Chief Secretary Orville London has said that former president and prime minister Arthur NR Robinson died before completing his work and fulfilling the vision he had for Tobago.
The Chief Secretary was addressing the closing of the Assembly’s democratisation series at the Castara Community Centre last Thursday, (19th April) The meeting took on a special significance because, coincidentally, Robinson spent his childhood in Castara, where his father was headmaster at the nearby Methodist School. A short video on Robinson’s life was also shown at the meeting.
London urged the villagers to recognise the significance of these meetings because they rightly dealt with mainly community issues such as roads, bridges, buildings, drainage and so on, but he wanted them also to recognise that Tobago was more than just roads and bridges and drains and buildings.”Tobago is about what we, the present occupants, intend to do about the heritage that we are going to be nurturing and passing on. I want us to bear in mind that Mr Robinson (and I will keep saying this) that Mr Robinson died without his work being fulfilled. His work is not complete; the vision he had for Tobago is not yet fulfilled.

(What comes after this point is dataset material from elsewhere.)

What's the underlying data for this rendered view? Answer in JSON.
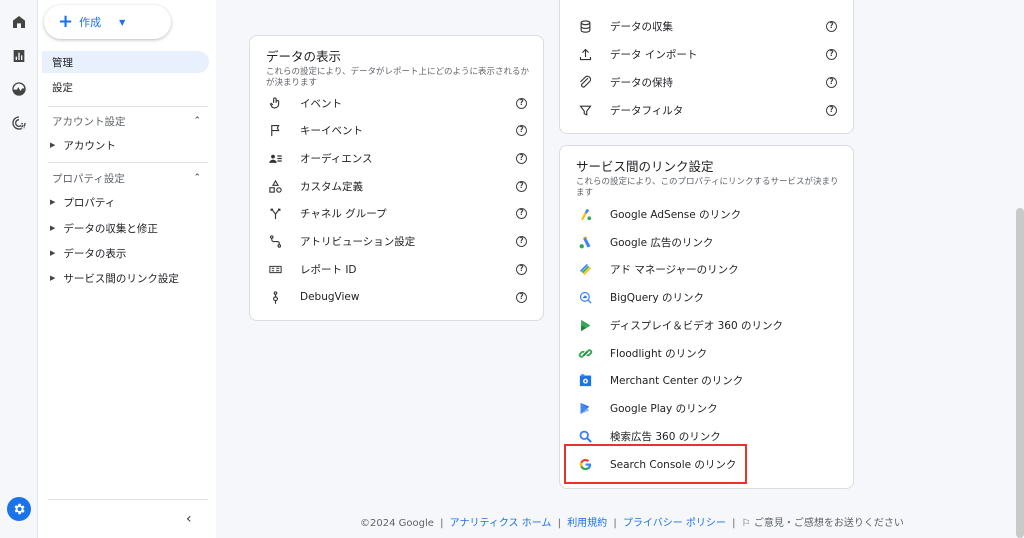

“The relationship that he envisaged between Tobago and Trinidad has still not been forged. All of us who would have admired and supported the vision he had for Tobago and Trinidad have a responsibility to ensure that that final leg of the journey is successful,” London added.
The Chief Secretary also urged Tobagonians “to do some serious introspection as we reflect on the life of Mr Robinson, and to recognise that we as Tobagonians, not as the Assembly, as Tobagonians, have a role to play in ensuring that the decision-makers in Tobago and the decision-makers in Trinidad do what is necessary to guarantee Tobago the kind of relationship with Trinidad that Mr Robinson had envisaged, and that we the people of Tobago must demand”.
He disclosed that over the next couple months there will be a series of activities including meetings with various community groups. These will include the various sectors, the business community, farmers, fishermen, young people and churches. Mr London wants to find a way to get all Tobagonians, regardless of their political affiliation, their geographical location or their occupation, to join in this particular phase of the struggle because, in the final analysis, “we can build all the roads and bridges, we can fix all the drains, repair all the community centres, put lights on all the playing fields… but, if, in the final analysis, it does not belong to us and our children and our grandchildren, we will have wasted Tobago’s heritage”.
London told the villagers that he did not want them to take this lightly because “while we are here talking about roads and bridges and drains, we can end up with a situation where the entire island is stolen from under our noses while we quibble over little things”.
He said the series of 13 meetings over the past year was a demonstration of the commitment made by his administration during the January 2013 election campaign to further democratise the relationship between the Assembly and the people.
“We are very clear that we are here because of you. We therefore have a responsibility to come here and to humble ourselves before you, and to take your criticisms and to take your recommendations and to ensure that we forge a relationship of mutual respect and understanding so that we can all learn from each other,” London said.